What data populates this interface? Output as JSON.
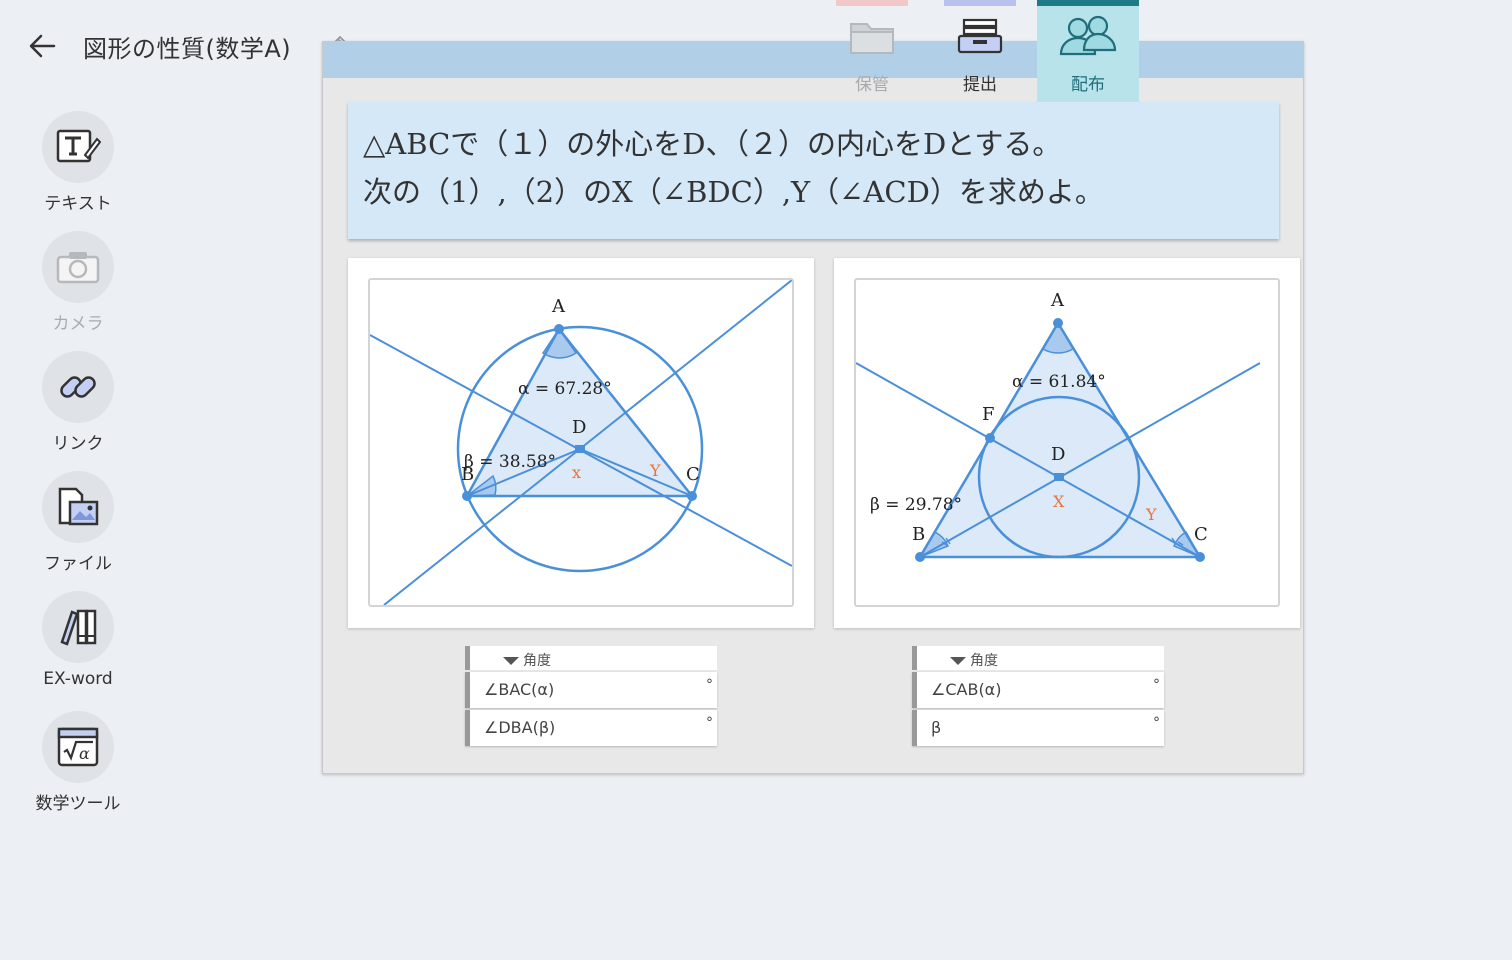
{
  "header": {
    "title": "図形の性質(数学A)"
  },
  "tools": [
    {
      "label": "テキスト",
      "icon": "text-edit-icon"
    },
    {
      "label": "カメラ",
      "icon": "camera-icon"
    },
    {
      "label": "リンク",
      "icon": "link-icon"
    },
    {
      "label": "ファイル",
      "icon": "file-image-icon"
    },
    {
      "label": "EX-word",
      "icon": "dictionary-icon"
    },
    {
      "label": "数学ツール",
      "icon": "sqrt-alpha-icon"
    }
  ],
  "tabs": [
    {
      "label": "保管",
      "icon": "folder-icon"
    },
    {
      "label": "提出",
      "icon": "tray-icon"
    },
    {
      "label": "配布",
      "icon": "users-icon"
    }
  ],
  "question": {
    "line1": "△ABCで（１）の外心をD、（２）の内心をDとする。",
    "line2": "次の（1）,（2）のX（∠BDC）,Y（∠ACD）を求めよ。"
  },
  "figure1": {
    "point_A": "A",
    "point_B": "B",
    "point_C": "C",
    "point_D": "D",
    "alpha": "α = 67.28°",
    "beta": "β = 38.58°",
    "x": "x",
    "y": "Y"
  },
  "figure2": {
    "point_A": "A",
    "point_B": "B",
    "point_C": "C",
    "point_D": "D",
    "point_F": "F",
    "alpha": "α = 61.84°",
    "beta": "β = 29.78°",
    "x": "X",
    "y": "Y"
  },
  "table1": {
    "header": "角度",
    "row1": "∠BAC(α)",
    "row2": "∠DBA(β)",
    "unit": "°"
  },
  "table2": {
    "header": "角度",
    "row1": "∠CAB(α)",
    "row2": "β",
    "unit": "°"
  },
  "colors": {
    "line": "#4a90d9",
    "fill": "#dbe9f8",
    "label_orange": "#e8733a",
    "accent_tab": "#1f7a87"
  }
}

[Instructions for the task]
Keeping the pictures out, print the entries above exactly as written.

[Reply]
What data populates this interface? Output as JSON.
{
  "header": {
    "title": "図形の性質(数学A)"
  },
  "tools": [
    {
      "label": "テキスト",
      "icon": "text-edit-icon"
    },
    {
      "label": "カメラ",
      "icon": "camera-icon"
    },
    {
      "label": "リンク",
      "icon": "link-icon"
    },
    {
      "label": "ファイル",
      "icon": "file-image-icon"
    },
    {
      "label": "EX-word",
      "icon": "dictionary-icon"
    },
    {
      "label": "数学ツール",
      "icon": "sqrt-alpha-icon"
    }
  ],
  "tabs": [
    {
      "label": "保管",
      "icon": "folder-icon"
    },
    {
      "label": "提出",
      "icon": "tray-icon"
    },
    {
      "label": "配布",
      "icon": "users-icon"
    }
  ],
  "question": {
    "line1": "△ABCで（１）の外心をD、（２）の内心をDとする。",
    "line2": "次の（1）,（2）のX（∠BDC）,Y（∠ACD）を求めよ。"
  },
  "figure1": {
    "point_A": "A",
    "point_B": "B",
    "point_C": "C",
    "point_D": "D",
    "alpha": "α = 67.28°",
    "beta": "β = 38.58°",
    "x": "x",
    "y": "Y"
  },
  "figure2": {
    "point_A": "A",
    "point_B": "B",
    "point_C": "C",
    "point_D": "D",
    "point_F": "F",
    "alpha": "α = 61.84°",
    "beta": "β = 29.78°",
    "x": "X",
    "y": "Y"
  },
  "table1": {
    "header": "角度",
    "row1": "∠BAC(α)",
    "row2": "∠DBA(β)",
    "unit": "°"
  },
  "table2": {
    "header": "角度",
    "row1": "∠CAB(α)",
    "row2": "β",
    "unit": "°"
  },
  "colors": {
    "line": "#4a90d9",
    "fill": "#dbe9f8",
    "label_orange": "#e8733a",
    "accent_tab": "#1f7a87"
  }
}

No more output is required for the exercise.